What conclusion can be drawn from this brief narrative?

  • The Bophela (Bopela) family ranks amongst the Ngcobo, Goba, Ngidi, Mfeka, and Nxumalo as one of the first families to form the community of what today Inanda Mission.
  • They accepted Christianity early and played a prominent role in all aspects of the church and mission congregants and deacons.
  • They became prominent in business- O.K Bophela and P.S Bophela established Mtshazi cash store in KwaNgolosi and O.K ran school view cash store and education.

Written by Vusumuzi N Bopela in January 2013 (collected by Xolani Magwaza)

For more information on some of the organizations or institutions mentioned in this post click on one of the links below:
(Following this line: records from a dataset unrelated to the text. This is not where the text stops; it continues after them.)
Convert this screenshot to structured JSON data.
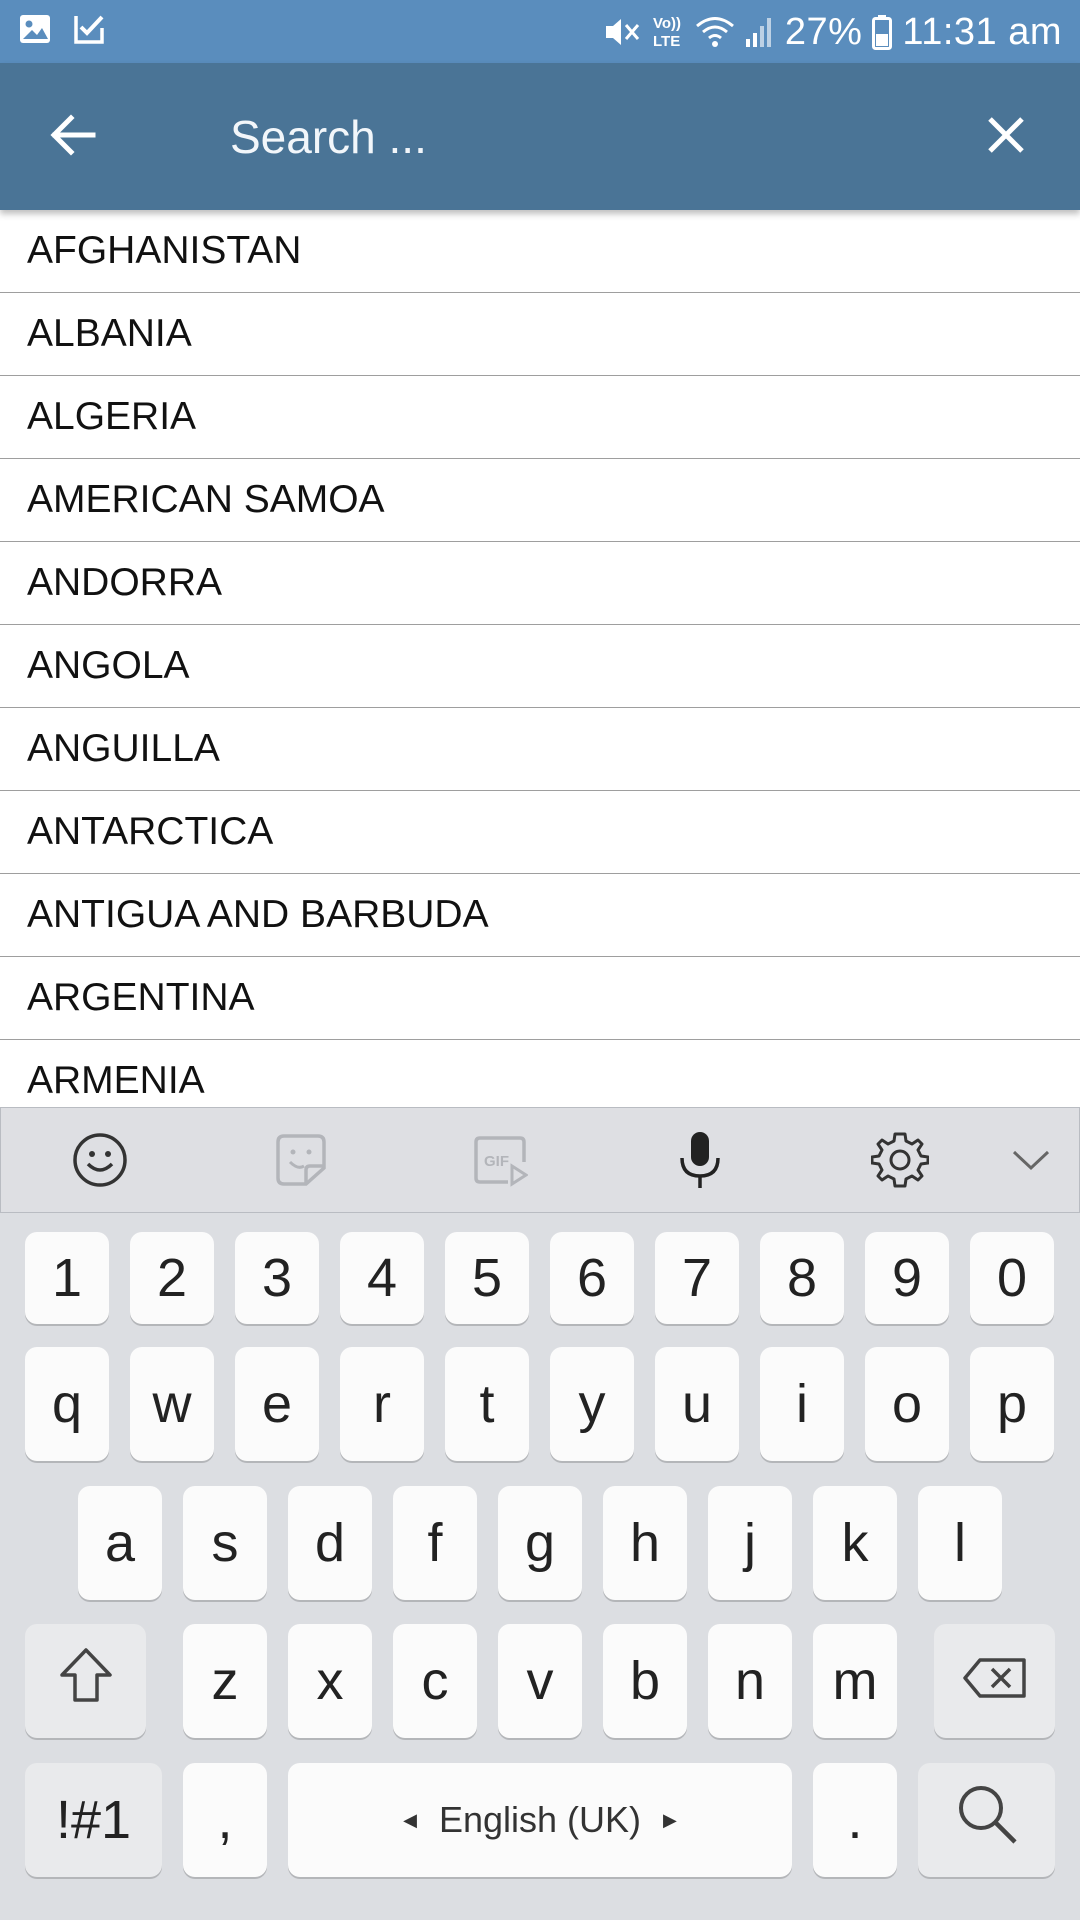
{
  "status_bar": {
    "battery_percent": "27%",
    "time": "11:31 am",
    "left_icons": [
      "gallery-icon",
      "task-check-icon"
    ],
    "right_icons": [
      "mute-icon",
      "volte-icon",
      "wifi-icon",
      "signal-icon",
      "battery-icon"
    ],
    "volte_label": "Vo))\nLTE"
  },
  "app_bar": {
    "search_placeholder": "Search ...",
    "search_value": "",
    "background_color": "#4a7496"
  },
  "countries": [
    "AFGHANISTAN",
    "ALBANIA",
    "ALGERIA",
    "AMERICAN SAMOA",
    "ANDORRA",
    "ANGOLA",
    "ANGUILLA",
    "ANTARCTICA",
    "ANTIGUA AND BARBUDA",
    "ARGENTINA",
    "ARMENIA"
  ],
  "keyboard": {
    "toolbar": [
      "emoji-icon",
      "sticker-icon",
      "gif-icon",
      "microphone-icon",
      "settings-icon",
      "chevron-down-icon"
    ],
    "gif_label": "GIF",
    "row_numbers": [
      "1",
      "2",
      "3",
      "4",
      "5",
      "6",
      "7",
      "8",
      "9",
      "0"
    ],
    "row_q": [
      "q",
      "w",
      "e",
      "r",
      "t",
      "y",
      "u",
      "i",
      "o",
      "p"
    ],
    "row_a": [
      "a",
      "s",
      "d",
      "f",
      "g",
      "h",
      "j",
      "k",
      "l"
    ],
    "row_z": [
      "z",
      "x",
      "c",
      "v",
      "b",
      "n",
      "m"
    ],
    "symbols_label": "!#1",
    "comma_label": ",",
    "space_label": "English (UK)",
    "period_label": ".",
    "action": "search-icon"
  }
}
University of Fort Hare

Adams College

American Board Mission

United Congregational Church of Southern Africa

 

January 18, 2013

Inanda Seminary

Inanda Seminary, founded by the American Board of Missions (ABM) in 1869 forms an integral part of the history of Inanda. Situated 25 kilometres north west of Durban, it became the first secondary school exclusively for African girls in southern Africa. Its reputation grew rapidly and the school soon attracted students from across the continent.

The Rev. Daniel Lindley and his wife, Lucy, came to South Africa in 1835, as one of six couples sent by the ABM to start mission work in the country. Working at first in what is today the North-West Province, the Lindleys joined the Grout and Champion families who had opened ABM stations in Natal. By 1847 the Lindleys had established themselves near Chief Mqhawe’s kraal in the Inanda area to work among the Ngcobo people who had been dispossessed of their land and threatened with massacre by King Dingane’s impis. Other Zulu clans also moved into the area and were settled in “reserves” that extended from the Tugela River in the north to the Umzimkulu River in the south under the protection of the colonial government.
Daniel and Lucy Lindley and their 11 children moved onto the Inanda Mission in 1858. The mission house, still standing and currently used as the Seminary’s general office, was built by Daniel Lindley with home-burned bricks. In 1869 they opened a school to train girls to be teachers and “good wives” for the young men being trained at Adams College in Amanzimtoti. The AMB voted 50 pounds to the project and Inanda Seminary opened as a boarding school with 19 girls being admitted initially. Mary Kelly Edwards, a 40-year-old widow from Ohio, was appointed as the first principal of the Inanda Seminary, continuing her association with the school until she died at the age of ninety-eight.

 

RELATED LINKS

History of Inanda Seminary

Dumisani Zondi

Ellen Kuzwayo

Angelina N. Sithebe

 

 

 

October 12, 2012

Grave of James C. Bryan

Bryan was an American missionary who worked with Rev Lindley in the 19th century. He is buried on a hill site on Qadi land, which was very unusual at the time. The inscription on the badly weathered head stone reads: “James C Bryan. American mission to the Zulus. Eminent devoted … born 1850, he lived …. and died aged 38“